Pegasus Crime: 2020
This profoundly Pacific Northwest novel—chock-full of vivid imagery of the region’s flora, fauna, history, and topography—follows Silvania “Silva” August Moonbeam Merigal on a quest for kin. Annie Lampman, a clinical associate professor of creative writing at Washington State University Honors College, expertly weaves memory with the present and the metaphorical in a richly layered and carefully structured story of trauma and tragedy, cultivation and destruction, family and faith, romance and redemption.
Besides her bonsai trees, Silva is basically alone in the world until she learns of a link to her long-lost grandmother. Desperate for family after the death of the grandfatherly figure who raised her, the 20-year-old arborist leaves home on a fictional Puget Sound island to trace a lead that’s more than a year old.
Set between 1999 and 2001, Lampman’s lyrical debut novel blends suspense with the splendor of the natural world in a story of two women’s searches for meaning and amends after suffering the same sort of anguish and mourning. This contemporary narrative of loss and longing for belonging unfolds in a remote and unforgiving landscape shadowed by end-of-the-world prophecies, the perverse beliefs and actions of a religious cult, and a sorrow that stretches across generations.

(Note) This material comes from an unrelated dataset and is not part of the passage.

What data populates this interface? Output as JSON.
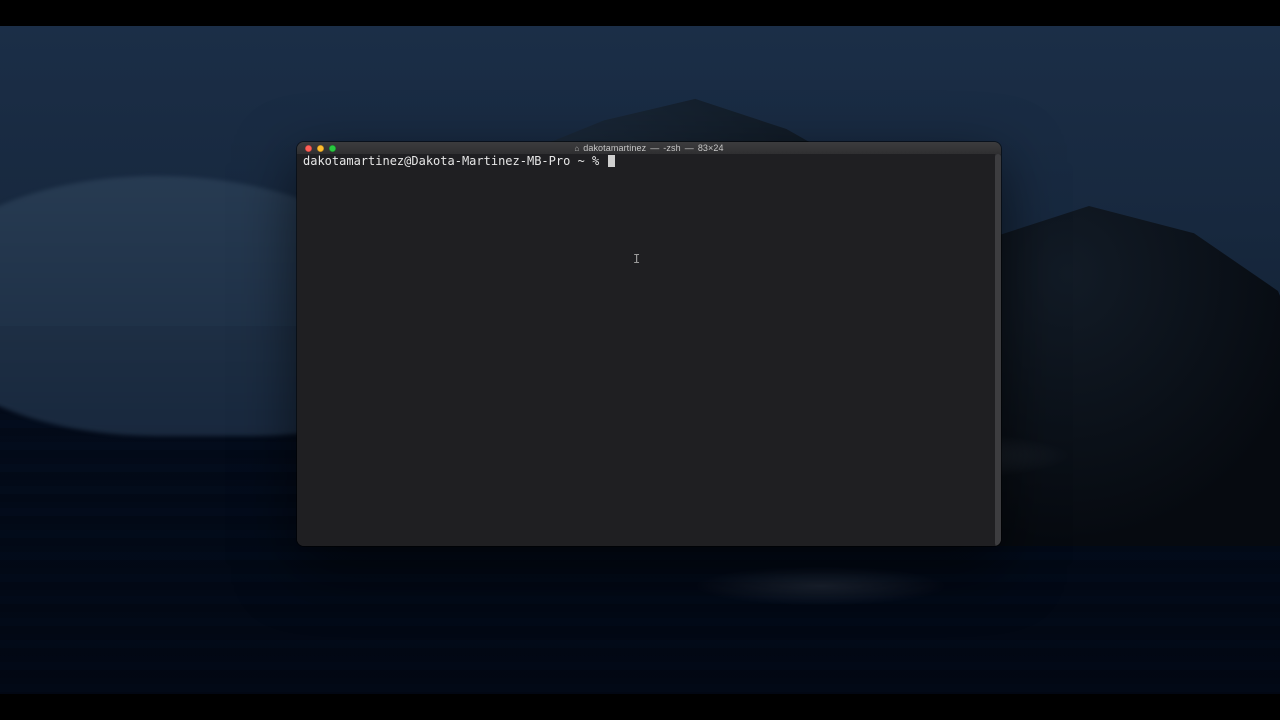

Lampman drew from her own life for inspiration. She grew up in the rustic and self-reliant wilds of Idaho, where she taught herself about trees, bees, and the art of bonsai. She learned the terrain, too, camping along the North Fork of the Clearwater River and backpacking into Hells Canyon.
Silva’s search leads her to Nick Larkins, a beekeeper who’s intrinsically tied to the dangerous Almost Paradise doomsday cult led by the charismatic, cunning, and domineering Len Dietz. On the first day of the new millennium, the cult leader aims to wed a dozen maidens. His followers, the Lenites, stockpile home-canned goods, fear outsiders, and repress and exploit women and girls. Isabelle Fullbrook, an artist a world apart from Silva who must make peace with her own past, is commissioned to paint the 12 maidens as Y2K approaches.
The plot, full of tension and twists, echoes recent history, especially the stand-offs at Ruby Ridge and Waco. Isabelle and Silva—grandmother and granddaughter, twin representations of one another—as well as Lampman’s other characters are well-developed and compelling. Lampman’s poetic prose, full of lovely turns of phrase, captures the imagination. Her spellbinding first book, winner of the 2020 American Fiction Award for crime novels, secures her place as a regional writer to watch.